The Tubbataha Reefs Natural Park (Filipino: Bahurang Tubbataha) is a protected area of the Philippines located in the middle of the Sulu Sea. The marine and bird sanctuary consists of two huge atolls (named the North Atoll and South Atoll) and the smaller Jessie Beazley Reef covering a total area of 97,030 hectares (239,800 acres; 374.6 sq mi). It is located 150 kilometres (93 mi) southeast of Puerto Princesa City, the capital of Palawan province. The uninhabited islands and reefs are part of the island municipality of Cagayancillo, Palawan, located roughly 130 kilometres (81 mi) to the northeast of the reef.
In December 1993, the UNESCO declared the Tubbataha Reefs National Park as a World Heritage Site as a unique example of an atoll reef with a very high density of marine species; the North Islet serving as a nesting site for birds and marine turtles. The site is an excellent example of a pristine coral reef with a spectacular 100-m perpendicular wall, extensive lagoons and two coral islands.In 1999, Ramsar listed Tubbataha as one of the Wetlands of International Importance. In 2008, the reef was nominated at the New 7 Wonders of Nature.

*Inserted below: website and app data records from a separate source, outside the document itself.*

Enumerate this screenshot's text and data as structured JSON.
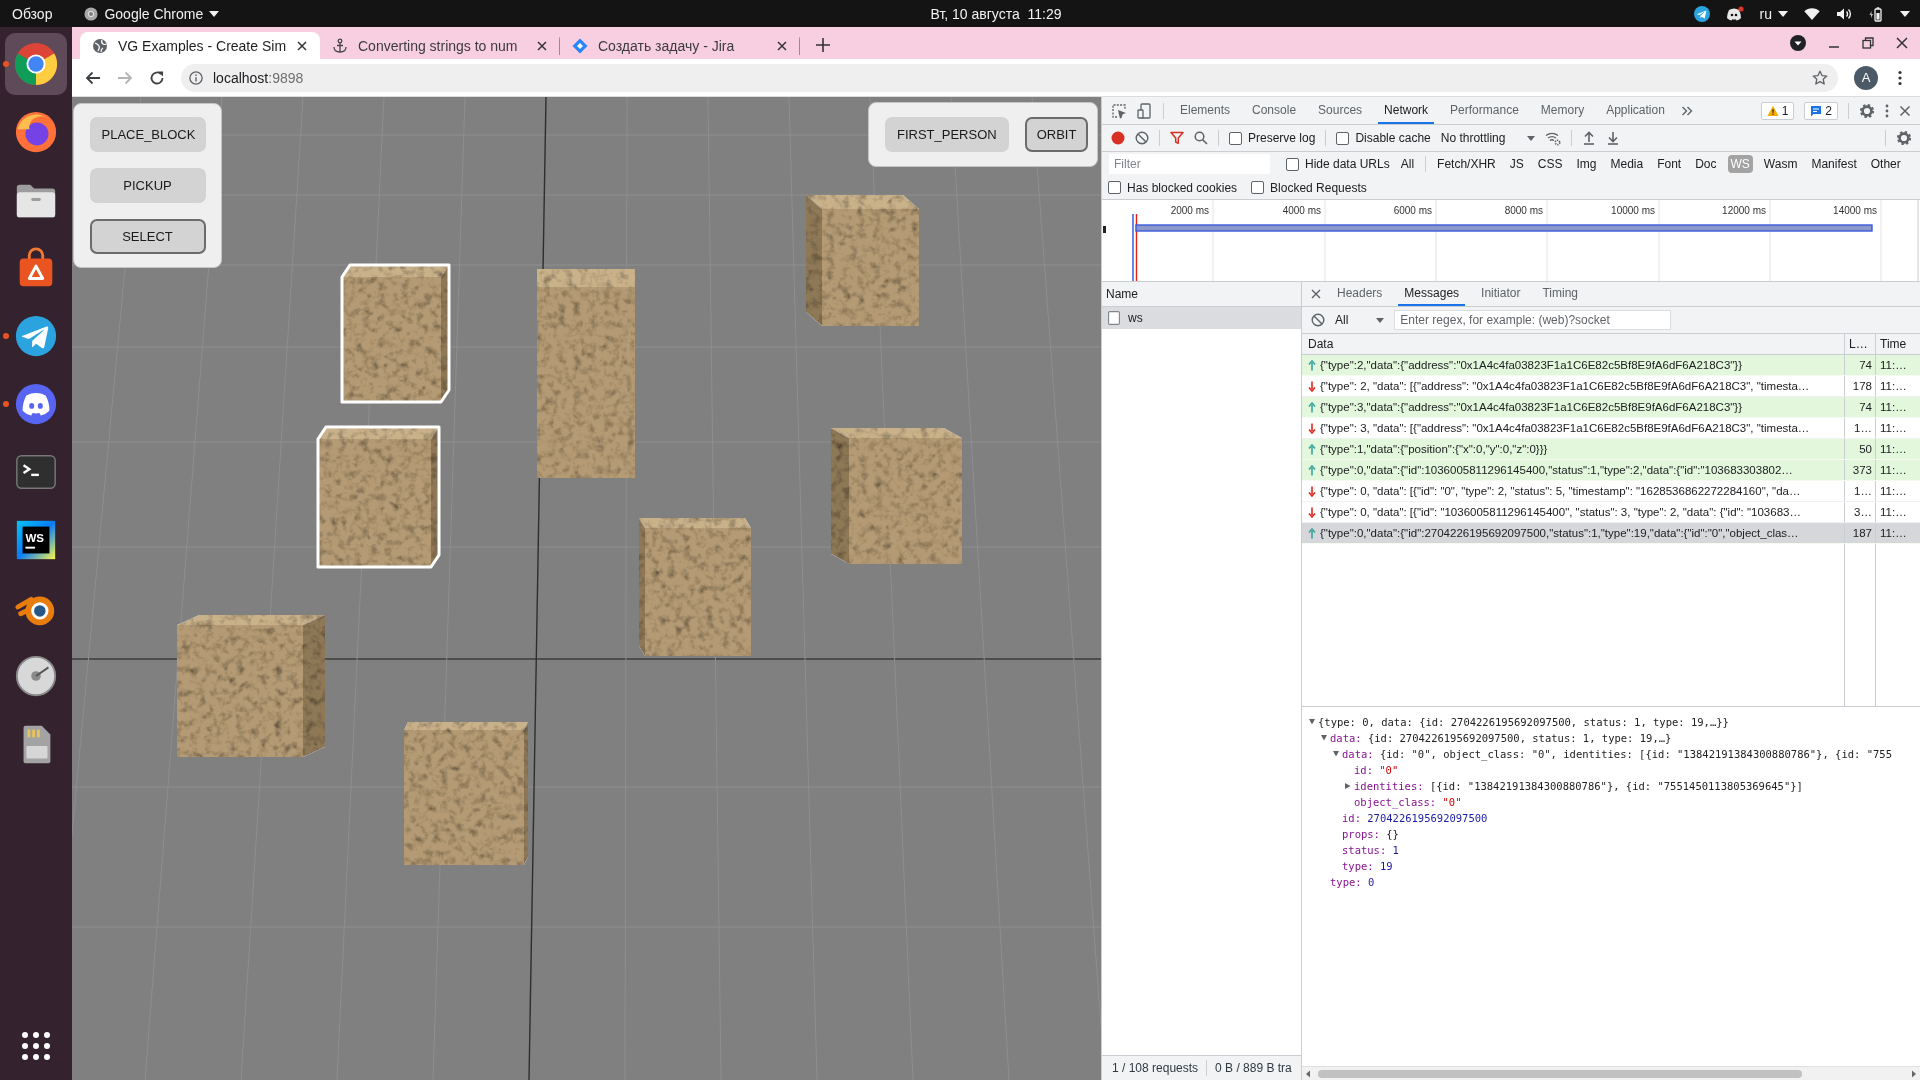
{
  "top_bar": {
    "activities": "Обзор",
    "app_name": "Google Chrome",
    "datetime": "Вт, 10 августа  11:29",
    "language": "ru"
  },
  "dock": {
    "items": [
      {
        "kind": "chrome",
        "selected": true,
        "running": true
      },
      {
        "kind": "firefox",
        "selected": false,
        "running": false
      },
      {
        "kind": "files",
        "selected": false,
        "running": false
      },
      {
        "kind": "software",
        "selected": false,
        "running": false
      },
      {
        "kind": "telegram",
        "selected": false,
        "running": true
      },
      {
        "kind": "discord",
        "selected": false,
        "running": true
      },
      {
        "kind": "terminal",
        "selected": false,
        "running": false
      },
      {
        "kind": "webstorm",
        "label": "WS",
        "selected": false,
        "running": false
      },
      {
        "kind": "blender",
        "selected": false,
        "running": false
      },
      {
        "kind": "disks",
        "selected": false,
        "running": false
      },
      {
        "kind": "sdcard",
        "selected": false,
        "running": false
      }
    ]
  },
  "browser": {
    "tabs": [
      {
        "kind": "globe",
        "title": "VG Examples - Create Sim",
        "selected": true
      },
      {
        "kind": "anchor",
        "title": "Converting strings to num",
        "selected": false
      },
      {
        "kind": "jira",
        "title": "Создать задачу - Jira",
        "selected": false
      }
    ],
    "nav_buttons": [
      {
        "kind": "back",
        "disabled": false
      },
      {
        "kind": "forward",
        "disabled": true
      },
      {
        "kind": "reload",
        "disabled": false
      }
    ],
    "address": {
      "host": "localhost",
      "port": ":9898"
    },
    "profile_initial": "A"
  },
  "page": {
    "tool_buttons": [
      {
        "label": "PLACE_BLOCK",
        "selected": false
      },
      {
        "label": "PICKUP",
        "selected": false
      },
      {
        "label": "SELECT",
        "selected": true
      }
    ],
    "camera_buttons": [
      {
        "label": "FIRST_PERSON",
        "selected": false
      },
      {
        "label": "ORBIT",
        "selected": true
      }
    ],
    "blocks": [
      {
        "selected": false
      },
      {
        "selected": true
      },
      {
        "selected": false
      },
      {
        "selected": true
      },
      {
        "selected": false
      },
      {
        "selected": false
      },
      {
        "selected": false
      },
      {
        "selected": false
      }
    ]
  },
  "devtools": {
    "tabs": [
      {
        "label": "Elements",
        "selected": false
      },
      {
        "label": "Console",
        "selected": false
      },
      {
        "label": "Sources",
        "selected": false
      },
      {
        "label": "Network",
        "selected": true
      },
      {
        "label": "Performance",
        "selected": false
      },
      {
        "label": "Memory",
        "selected": false
      },
      {
        "label": "Application",
        "selected": false
      }
    ],
    "warning_count": "1",
    "message_count": "2",
    "toolbar": {
      "recording": true,
      "options": [
        {
          "label": "Preserve log",
          "checked": false
        },
        {
          "label": "Disable cache",
          "checked": false
        }
      ],
      "throttling": "No throttling"
    },
    "filter": {
      "placeholder": "Filter",
      "options": [
        {
          "label": "Hide data URLs",
          "checked": false
        }
      ],
      "types": [
        {
          "label": "All",
          "selected": false
        },
        {
          "label": "Fetch/XHR",
          "selected": false
        },
        {
          "label": "JS",
          "selected": false
        },
        {
          "label": "CSS",
          "selected": false
        },
        {
          "label": "Img",
          "selected": false
        },
        {
          "label": "Media",
          "selected": false
        },
        {
          "label": "Font",
          "selected": false
        },
        {
          "label": "Doc",
          "selected": false
        },
        {
          "label": "WS",
          "selected": true
        },
        {
          "label": "Wasm",
          "selected": false
        },
        {
          "label": "Manifest",
          "selected": false
        },
        {
          "label": "Other",
          "selected": false
        }
      ]
    },
    "blocked_options": [
      {
        "label": "Has blocked cookies",
        "checked": false
      },
      {
        "label": "Blocked Requests",
        "checked": false
      }
    ],
    "overview": {
      "ticks": [
        "2000 ms",
        "4000 ms",
        "6000 ms",
        "8000 ms",
        "10000 ms",
        "12000 ms",
        "14000 ms"
      ]
    },
    "requests": {
      "header": "Name",
      "rows": [
        {
          "name": "ws",
          "selected": true
        }
      ]
    },
    "status": [
      "1 / 108 requests",
      "0 B / 889 B tra"
    ],
    "detail": {
      "tabs": [
        {
          "label": "Headers",
          "selected": false
        },
        {
          "label": "Messages",
          "selected": true
        },
        {
          "label": "Initiator",
          "selected": false
        },
        {
          "label": "Timing",
          "selected": false
        }
      ],
      "message_filter": {
        "type": "All",
        "placeholder": "Enter regex, for example: (web)?socket"
      },
      "columns": [
        "Data",
        "L…",
        "Time"
      ],
      "messages": [
        {
          "kind": "sent",
          "data": "{\"type\":2,\"data\":{\"address\":\"0x1A4c4fa03823F1a1C6E82c5Bf8E9fA6dF6A218C3\"}}",
          "length": "74",
          "time": "11:…",
          "selected": false
        },
        {
          "kind": "received",
          "data": "{\"type\": 2, \"data\": [{\"address\": \"0x1A4c4fa03823F1a1C6E82c5Bf8E9fA6dF6A218C3\", \"timesta…",
          "length": "178",
          "time": "11:…",
          "selected": false
        },
        {
          "kind": "sent",
          "data": "{\"type\":3,\"data\":{\"address\":\"0x1A4c4fa03823F1a1C6E82c5Bf8E9fA6dF6A218C3\"}}",
          "length": "74",
          "time": "11:…",
          "selected": false
        },
        {
          "kind": "received",
          "data": "{\"type\": 3, \"data\": [{\"address\": \"0x1A4c4fa03823F1a1C6E82c5Bf8E9fA6dF6A218C3\", \"timesta…",
          "length": "1…",
          "time": "11:…",
          "selected": false
        },
        {
          "kind": "sent",
          "data": "{\"type\":1,\"data\":{\"position\":{\"x\":0,\"y\":0,\"z\":0}}}",
          "length": "50",
          "time": "11:…",
          "selected": false
        },
        {
          "kind": "sent",
          "data": "{\"type\":0,\"data\":{\"id\":1036005811296145400,\"status\":1,\"type\":2,\"data\":{\"id\":\"103683303802…",
          "length": "373",
          "time": "11:…",
          "selected": false
        },
        {
          "kind": "received",
          "data": "{\"type\": 0, \"data\": [{\"id\": \"0\", \"type\": 2, \"status\": 5, \"timestamp\": \"1628536862272284160\", \"da…",
          "length": "1…",
          "time": "11:…",
          "selected": false
        },
        {
          "kind": "received",
          "data": "{\"type\": 0, \"data\": [{\"id\": \"1036005811296145400\", \"status\": 3, \"type\": 2, \"data\": {\"id\": \"103683…",
          "length": "3…",
          "time": "11:…",
          "selected": false
        },
        {
          "kind": "sent",
          "data": "{\"type\":0,\"data\":{\"id\":2704226195692097500,\"status\":1,\"type\":19,\"data\":{\"id\":\"0\",\"object_clas…",
          "length": "187",
          "time": "11:…",
          "selected": true
        }
      ],
      "preview": {
        "value": "{type: 0, data: {id: 2704226195692097500, status: 1, type: 19,…}}",
        "kind": "object",
        "expanded": true,
        "children": [
          {
            "key": "data:",
            "value": "{id: 2704226195692097500, status: 1, type: 19,…}",
            "kind": "object",
            "expanded": true,
            "children": [
              {
                "key": "data:",
                "value": "{id: \"0\", object_class: \"0\", identities: [{id: \"13842191384300880786\"}, {id: \"755",
                "kind": "object",
                "expanded": true,
                "children": [
                  {
                    "key": "id:",
                    "value": "\"0\"",
                    "kind": "string"
                  },
                  {
                    "key": "identities:",
                    "value": "[{id: \"13842191384300880786\"}, {id: \"7551450113805369645\"}]",
                    "kind": "object",
                    "expanded": false
                  },
                  {
                    "key": "object_class:",
                    "value": "\"0\"",
                    "kind": "string"
                  }
                ]
              },
              {
                "key": "id:",
                "value": "2704226195692097500",
                "kind": "number"
              },
              {
                "key": "props:",
                "value": "{}",
                "kind": "empty"
              },
              {
                "key": "status:",
                "value": "1",
                "kind": "number"
              },
              {
                "key": "type:",
                "value": "19",
                "kind": "number"
              }
            ]
          },
          {
            "key": "type:",
            "value": "0",
            "kind": "number"
          }
        ]
      }
    }
  }
}
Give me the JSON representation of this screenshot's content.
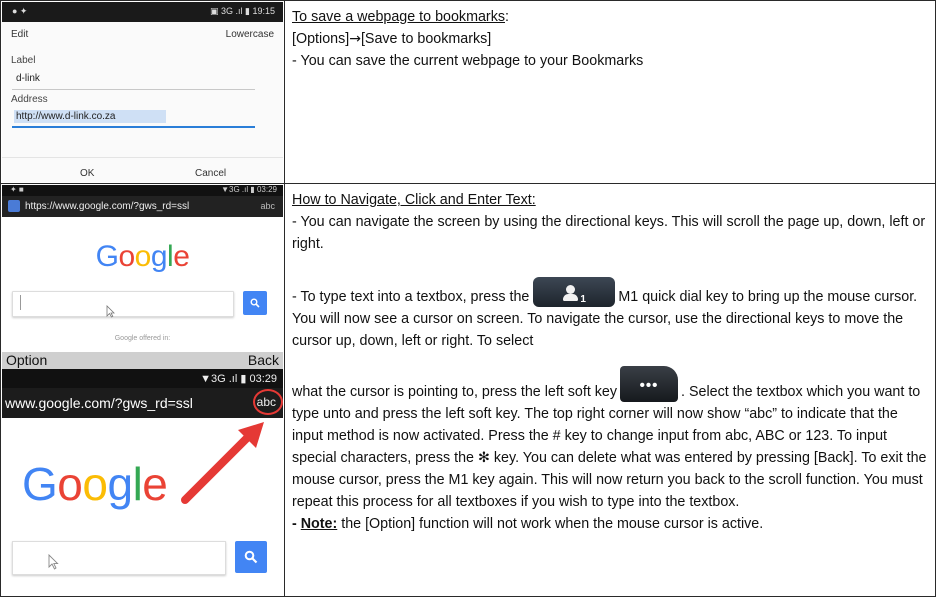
{
  "row1": {
    "phone": {
      "status_left": "● ✦",
      "status_right": "▣ 3G .ıl ▮ 19:15",
      "title": "Edit",
      "title_right": "Lowercase",
      "label_caption": "Label",
      "label_value": "d-link",
      "address_caption": "Address",
      "address_value": "http://www.d-link.co.za",
      "ok": "OK",
      "cancel": "Cancel"
    },
    "heading": "To save a webpage to bookmarks",
    "heading_colon": ":",
    "options_part": "[Options]",
    "arrow": "→",
    "bookmarks_part": "[Save to bookmarks]",
    "desc": "- You can save the current webpage to your Bookmarks"
  },
  "row2": {
    "phone_small": {
      "status_left": "✦ ■",
      "status_right": "▼3G .ıl ▮ 03:29",
      "url": "https://www.google.com/?gws_rd=ssl",
      "abc": "abc",
      "logo": [
        "G",
        "o",
        "o",
        "g",
        "l",
        "e"
      ],
      "offered": "Google offered in:"
    },
    "phone_large": {
      "option": "Option",
      "back": "Back",
      "status_right": "▼3G .ıl ▮ 03:29",
      "url": "www.google.com/?gws_rd=ssl",
      "abc": "abc",
      "logo": [
        "G",
        "o",
        "o",
        "g",
        "l",
        "e"
      ]
    },
    "heading": "How to Navigate, Click and Enter Text:",
    "p1": "- You can navigate the screen by using the directional keys. This will scroll the page up, down, left or right.",
    "p2a": "- To type text into a textbox, press the",
    "m1_key_label": "1",
    "p2b": "M1 quick dial key to bring up the mouse cursor. You will now see a cursor on screen. To navigate the cursor, use the directional keys to move the cursor up, down, left or right. To select",
    "p3a": "what the cursor is pointing to, press the left soft key",
    "soft_key_label": "•••",
    "p3b": ". Select the textbox which you want to type unto and press the left soft key. The top right corner will now show “abc” to indicate that the input method is now activated. Press the # key to change input from abc, ABC or 123. To input special characters, press the ✻ key. You can delete what was entered by pressing [Back]. To exit the mouse cursor, press the M1 key again. This will now return you back to the scroll function. You must repeat this process for all textboxes if you wish to type into the textbox.",
    "note_dash": "- ",
    "note_label": "Note:",
    "note_text": " the [Option] function will not work when the mouse cursor is active.",
    "colors": {
      "google_blue": "#4285F4",
      "google_red": "#EA4335",
      "google_yellow": "#FBBC05",
      "google_green": "#34A853",
      "highlight_red": "#E53935"
    }
  }
}
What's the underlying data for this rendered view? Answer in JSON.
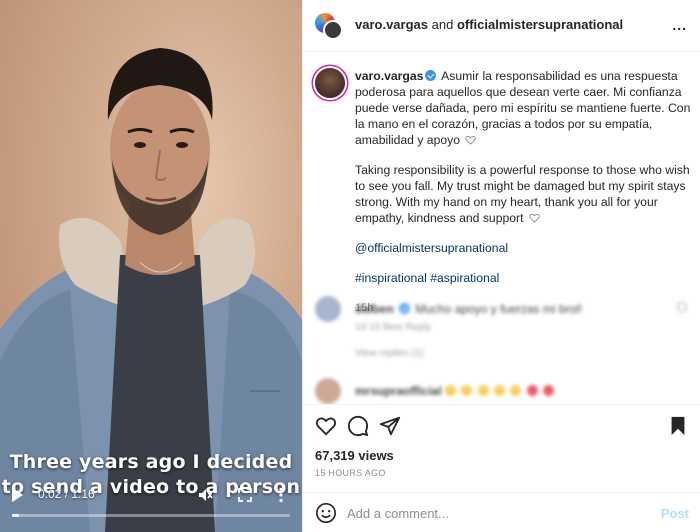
{
  "video": {
    "caption_line1": "Three years ago I decided",
    "caption_line2": "to send a video to a person",
    "time": "0:02 / 1:16",
    "progress": 0.026,
    "icons": [
      "play-icon",
      "mute-icon",
      "fullscreen-icon",
      "more-icon"
    ]
  },
  "header": {
    "user1": "varo.vargas",
    "connector": "and",
    "user2": "officialmistersupranational",
    "more": "..."
  },
  "caption": {
    "username": "varo.vargas",
    "spanish": "Asumir la responsabilidad es una respuesta poderosa para aquellos que desean verte caer. Mi confianza puede verse dañada, pero mi espíritu se mantiene fuerte. Con la mano en el corazón, gracias a todos por su empatía, amabilidad y apoyo",
    "english": "Taking responsibility is a powerful response to those who wish to see you fall. My trust might be damaged but my spirit stays strong. With my hand on my heart, thank you all for your empathy, kindness and support",
    "mention": "@officialmistersupranational",
    "hashtags": "#inspirational #aspirational",
    "time": "15h"
  },
  "comments": [
    {
      "user": "dalben",
      "text": "Mucho apoyo y fuerzas mi brol!",
      "meta": "1d   15 likes   Reply",
      "replies": "View replies (1)"
    },
    {
      "user": "mrsupraofficial",
      "text": "",
      "meta": ""
    }
  ],
  "stats": {
    "views": "67,319 views",
    "ago": "15 HOURS AGO"
  },
  "add_comment": {
    "placeholder": "Add a comment...",
    "post": "Post"
  },
  "colors": {
    "link": "#00376b",
    "verified": "#3897f0",
    "muted": "#8e8e8e",
    "post_disabled": "#b2dffc"
  }
}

The national park and the rest of the Philippine archipelago is part of the Coral Triangle, recognized as a center of marine biodiversity containing 75% of the described coral species and 40% of the world’s reef fish. The area is under a grave threat due to overfishing and destructive fishing practices. Research of scientists visiting the reefs since the 1980s revealed that the Tubbataha Reefs Natural Park contains no less than 600 fish species, 360 coral species, 11 shark species, 13 dolphin and whale species, and 100 bird species. The reefs also serve as a nesting ground for Hawksbill and Green sea turtles.